In Lille, a beer would be served more oftenthan wine with a Flemish style stew. Fancy French names of various dishes to American ears is really just basic food. Raby knew this very well. Yet trying to convince the restaurants he knew and worked for of his idea for a bistro/diner was met with skepticism.

Since the onset of COVID-19, chef Geoffroy Raby and staff have worked to improve and make Cuisinett more adaptable to the changing times.

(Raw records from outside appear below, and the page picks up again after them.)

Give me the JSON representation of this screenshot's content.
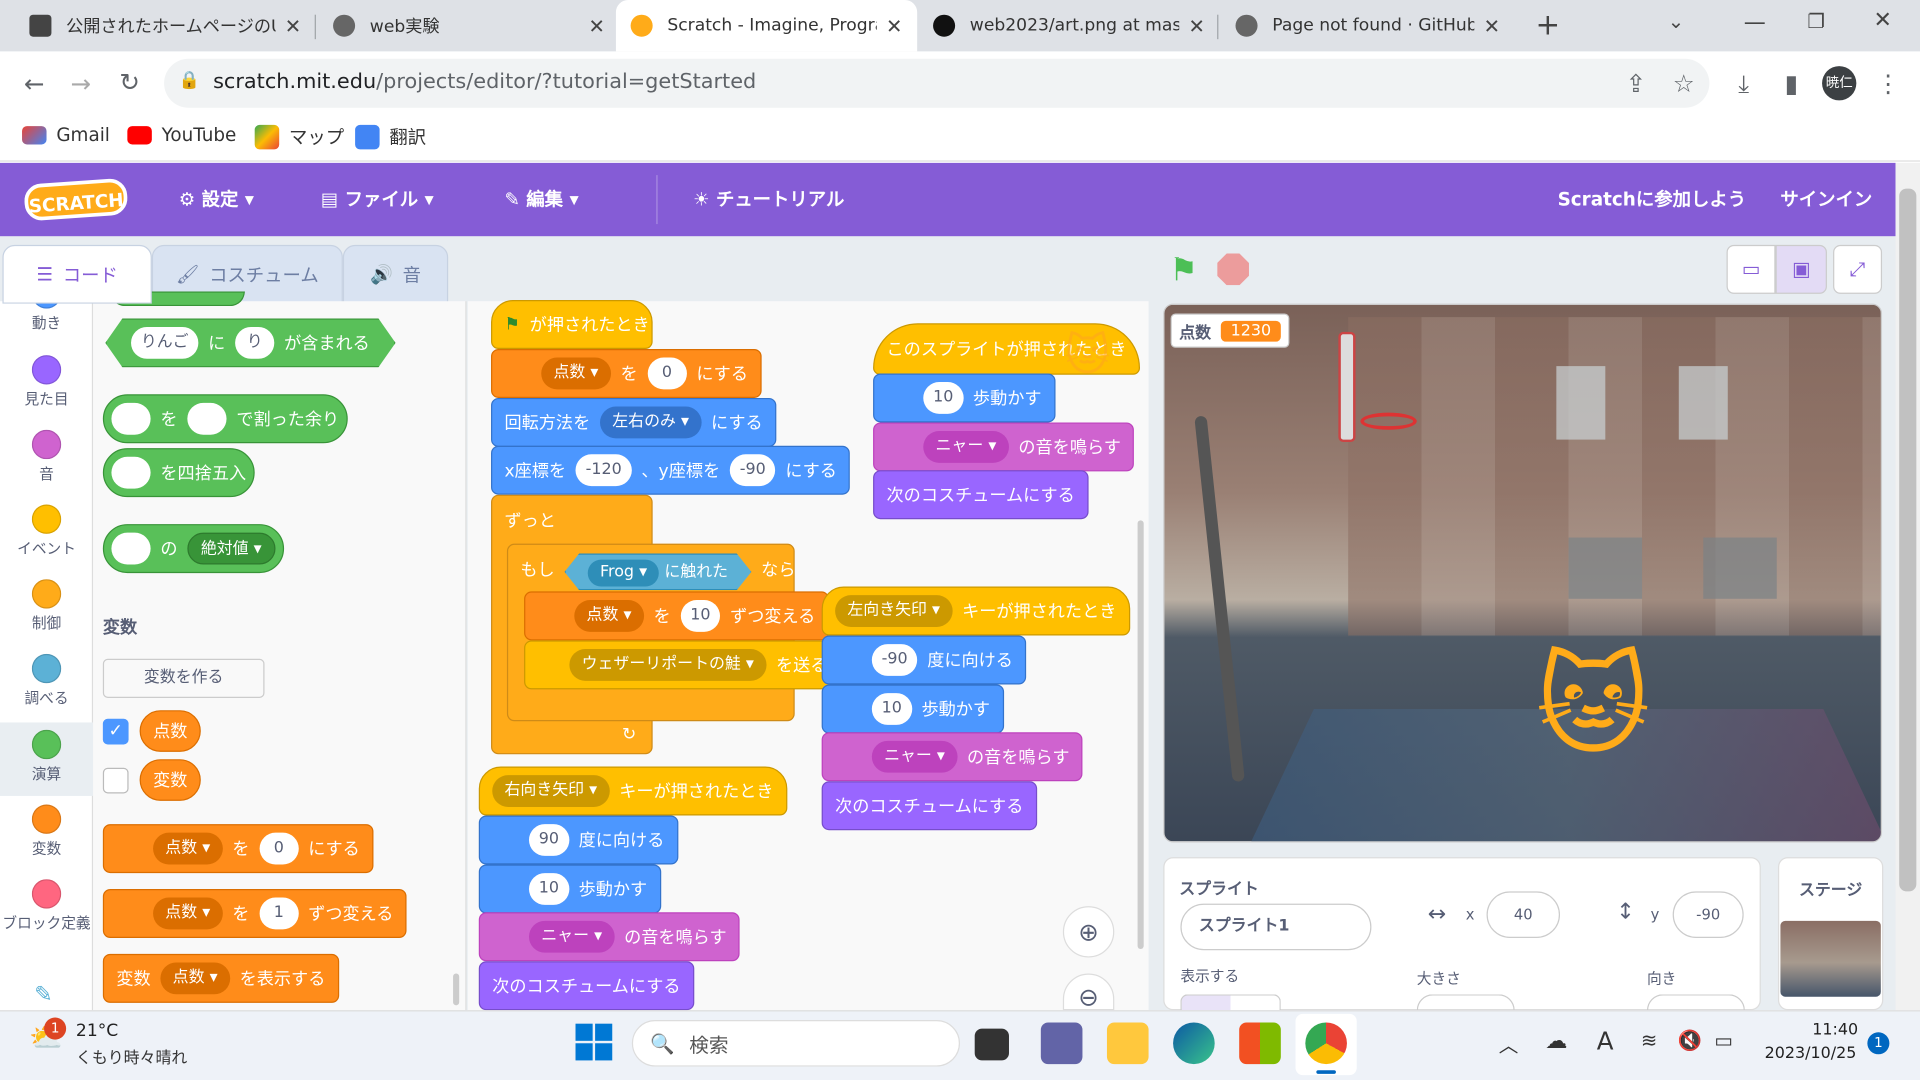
{
  "browser": {
    "tabs": [
      {
        "title": "公開されたホームページのUR",
        "icon": "document-icon"
      },
      {
        "title": "web実験",
        "icon": "globe-icon"
      },
      {
        "title": "Scratch - Imagine, Progra",
        "icon": "scratch-icon",
        "active": true
      },
      {
        "title": "web2023/art.png at mas",
        "icon": "github-icon"
      },
      {
        "title": "Page not found · GitHub",
        "icon": "globe-icon"
      }
    ],
    "url_host": "scratch.mit.edu",
    "url_path": "/projects/editor/?tutorial=getStarted",
    "profile": "暁仁",
    "bookmarks": [
      "Gmail",
      "YouTube",
      "マップ",
      "翻訳"
    ]
  },
  "menu": {
    "logo": "SCRATCH",
    "settings": "設定",
    "file": "ファイル",
    "edit": "編集",
    "tutorials": "チュートリアル",
    "join": "Scratchに参加しよう",
    "signin": "サインイン"
  },
  "editor_tabs": {
    "code": "コード",
    "costumes": "コスチューム",
    "sounds": "音"
  },
  "categories": [
    {
      "label": "動き",
      "color": "#4c97ff"
    },
    {
      "label": "見た目",
      "color": "#9966ff"
    },
    {
      "label": "音",
      "color": "#cf63cf"
    },
    {
      "label": "イベント",
      "color": "#ffbf00"
    },
    {
      "label": "制御",
      "color": "#ffab19"
    },
    {
      "label": "調べる",
      "color": "#5cb1d6"
    },
    {
      "label": "演算",
      "color": "#59c059"
    },
    {
      "label": "変数",
      "color": "#ff8c1a"
    },
    {
      "label": "ブロック定義",
      "color": "#ff6680"
    }
  ],
  "palette": {
    "contains": {
      "a": "りんご",
      "mid": "に",
      "b": "り",
      "tail": "が含まれる"
    },
    "mod": {
      "mid": "を",
      "tail": "で割った余り"
    },
    "round": "を四捨五入",
    "abs": {
      "mid": "の",
      "op": "絶対値"
    },
    "variables_heading": "変数",
    "make_variable": "変数を作る",
    "var1": "点数",
    "var2": "変数",
    "set": {
      "var": "点数",
      "mid": "を",
      "value": "0",
      "tail": "にする"
    },
    "change": {
      "var": "点数",
      "mid": "を",
      "value": "1",
      "tail": "ずつ変える"
    },
    "show": {
      "head": "変数",
      "var": "点数",
      "tail": "を表示する"
    }
  },
  "script1": {
    "flag": "が押されたとき",
    "set": {
      "var": "点数",
      "mid": "を",
      "value": "0",
      "tail": "にする"
    },
    "rotation": {
      "head": "回転方法を",
      "opt": "左右のみ",
      "tail": "にする"
    },
    "goto": {
      "x_label": "x座標を",
      "x": "-120",
      "y_label": "、y座標を",
      "y": "-90",
      "tail": "にする"
    },
    "forever": "ずっと",
    "if": {
      "head": "もし",
      "sprite": "Frog",
      "touch": "に触れた",
      "tail": "なら"
    },
    "change": {
      "var": "点数",
      "mid": "を",
      "value": "10",
      "tail": "ずつ変える"
    },
    "broadcast": {
      "msg": "ウェザーリポートの鮭",
      "tail": "を送る"
    }
  },
  "script2": {
    "hat": {
      "key": "右向き矢印",
      "tail": "キーが押されたとき"
    },
    "point": {
      "value": "90",
      "tail": "度に向ける"
    },
    "move": {
      "value": "10",
      "tail": "歩動かす"
    },
    "sound": {
      "snd": "ニャー",
      "tail": "の音を鳴らす"
    },
    "costume": "次のコスチュームにする"
  },
  "script3": {
    "hat": "このスプライトが押されたとき",
    "move": {
      "value": "10",
      "tail": "歩動かす"
    },
    "sound": {
      "snd": "ニャー",
      "tail": "の音を鳴らす"
    },
    "costume": "次のコスチュームにする"
  },
  "script4": {
    "hat": {
      "key": "左向き矢印",
      "tail": "キーが押されたとき"
    },
    "point": {
      "value": "-90",
      "tail": "度に向ける"
    },
    "move": {
      "value": "10",
      "tail": "歩動かす"
    },
    "sound": {
      "snd": "ニャー",
      "tail": "の音を鳴らす"
    },
    "costume": "次のコスチュームにする"
  },
  "stage": {
    "monitor_label": "点数",
    "monitor_value": "1230"
  },
  "sprite_panel": {
    "heading": "スプライト",
    "name": "スプライト1",
    "x_label": "x",
    "x": "40",
    "y_label": "y",
    "y": "-90",
    "show_label": "表示する",
    "size_label": "大きさ",
    "direction_label": "向き"
  },
  "stage_panel": {
    "heading": "ステージ"
  },
  "taskbar": {
    "weather_temp": "21°C",
    "weather_desc": "くもり時々晴れ",
    "weather_badge": "1",
    "search": "検索",
    "time": "11:40",
    "date": "2023/10/25",
    "notif": "1"
  }
}
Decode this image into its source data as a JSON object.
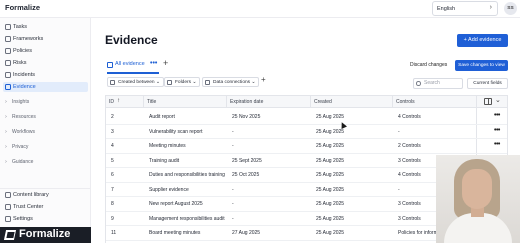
{
  "app": {
    "name": "Formalize",
    "language": "English",
    "user_initials": "SS"
  },
  "sidebar": {
    "items": [
      {
        "label": "Tasks",
        "icon": "check-square-icon"
      },
      {
        "label": "Frameworks",
        "icon": "layers-icon"
      },
      {
        "label": "Policies",
        "icon": "shield-icon"
      },
      {
        "label": "Risks",
        "icon": "alert-triangle-icon"
      },
      {
        "label": "Incidents",
        "icon": "flag-icon"
      },
      {
        "label": "Evidence",
        "icon": "file-check-icon",
        "active": true
      }
    ],
    "groups": [
      "Insights",
      "Resources",
      "Workflows",
      "Privacy",
      "Guidance"
    ],
    "footer_items": [
      {
        "label": "Content library",
        "icon": "book-icon"
      },
      {
        "label": "Trust Center",
        "icon": "globe-icon"
      },
      {
        "label": "Settings",
        "icon": "gear-icon"
      }
    ],
    "footer_logo_text": "Formalize"
  },
  "main": {
    "title": "Evidence",
    "add_button": "+ Add evidence",
    "tab_label": "All evidence",
    "tab_menu": "•••",
    "tab_add": "+",
    "discard_label": "Discard changes",
    "save_label": "Save changes to view",
    "filters": [
      "Created between",
      "Folders",
      "Data connections"
    ],
    "filter_add": "+",
    "search_placeholder": "Search",
    "current_fields_label": "Current fields"
  },
  "table": {
    "columns": [
      "ID",
      "Title",
      "Expiration date",
      "Created",
      "Controls"
    ],
    "rows": [
      {
        "id": "2",
        "title": "Audit report",
        "expiration": "25 Nov 2025",
        "created": "25 Aug 2025",
        "controls": "4 Controls"
      },
      {
        "id": "3",
        "title": "Vulnerability scan report",
        "expiration": "-",
        "created": "25 Aug 2025",
        "controls": "-"
      },
      {
        "id": "4",
        "title": "Meeting minutes",
        "expiration": "-",
        "created": "25 Aug 2025",
        "controls": "2 Controls"
      },
      {
        "id": "5",
        "title": "Training audit",
        "expiration": "25 Sept 2025",
        "created": "25 Aug 2025",
        "controls": "3 Controls"
      },
      {
        "id": "6",
        "title": "Duties and responsibilities training",
        "expiration": "25 Oct 2025",
        "created": "25 Aug 2025",
        "controls": "4 Controls"
      },
      {
        "id": "7",
        "title": "Supplier evidence",
        "expiration": "-",
        "created": "25 Aug 2025",
        "controls": "-"
      },
      {
        "id": "8",
        "title": "New report August 2025",
        "expiration": "-",
        "created": "25 Aug 2025",
        "controls": "3 Controls"
      },
      {
        "id": "9",
        "title": "Management responsibilities audit",
        "expiration": "-",
        "created": "25 Aug 2025",
        "controls": "3 Controls"
      },
      {
        "id": "11",
        "title": "Board meeting minutes",
        "expiration": "27 Aug 2025",
        "created": "25 Aug 2025",
        "controls": "Policies for information security"
      }
    ],
    "row_menu": "•••"
  },
  "colors": {
    "accent": "#1f5fd6",
    "active_bg": "#e2ecfb",
    "footer_bg": "#1a1e26"
  }
}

Photo courtesy of Cuisinett

“‘There’s no way that’s going to work,’ people I presented my ideas to kept saying to me,” said Raby. Yet, that all changed when Raby brought his idea to Guillaume Bienaime, the chef at Marche, a French restaurant in nearby Menlo Park. 

Impressed by Raby’s enthusiasm, especially his ability to make French cuisine more affordable, Bienaime listened.

“I just wanted to bring back the neighborhood café that I grew up with in Lille, said Raby. A place where you can enjoy great food, beer and wine in a casual atmosphere.” Bienaime’s support and encouragement helped bring Raby’s concept to life. In 2011, Cuisinett debuted and has been a local haunt ever since. 

“The secret to chef Geoffroy’s success is just ‘keep it simple,’ said award-winning culinary travel writer Carole Bumpus. “I agree with Geoffroy, most people don’t realize that the essence of French cuisine is really simple food, or peasant food. In fact, I wrote about his home region near Lille and added recipes in my latest French culinary travel book, ‘Searching for Family and Traditions at the French Table,’” Being a food for the people is just what Raby and his staff at Cuisinett are all about.

Culinary Travel author Carole Bumpus with chef Geoffroy Raby at his bistro ‘Cuisinett’ in San Carlos, CA. Photo courtesy of Carole Bumpus.

Building a ‘parklet’ to extend the outdoor seating wasn’t the only thing Raby has done to comply with pandemic protocols.“Covid has been brutal to my restaurant and to my industry as a whole, said Raby. Over the past year and a half, we adapted our business model from a Fast Casual restaurant to a French Bistro & Market. I updated the front of the restaurant with a French Market selling imported French goods as well as a Wine Retail. The Bistro part has also been a great success as we now offer full service at the table.”

The menu changes frequently and Raby continues to make the food high quality and affordable. “We are hopeful that business will increase and Cuisinett will continue to find a special spot in our community. We are happy to have survived the pandemic so far, said Raby. And we constantly look for new ways to improve our guest experience.” 

For those with experience and culinary talents, Cuisinett is looking for a line cook, server, and sous-chef. Located at 1105 San Carlos Ave, the main business corridor of San Carlos, is open for lunch from 12 Noon to 4:00 PM Tuesday through Saturday and open for dinner 4:00 to 8:00 PM. For more details and a list of the daily specials, visit the Cuisinett website.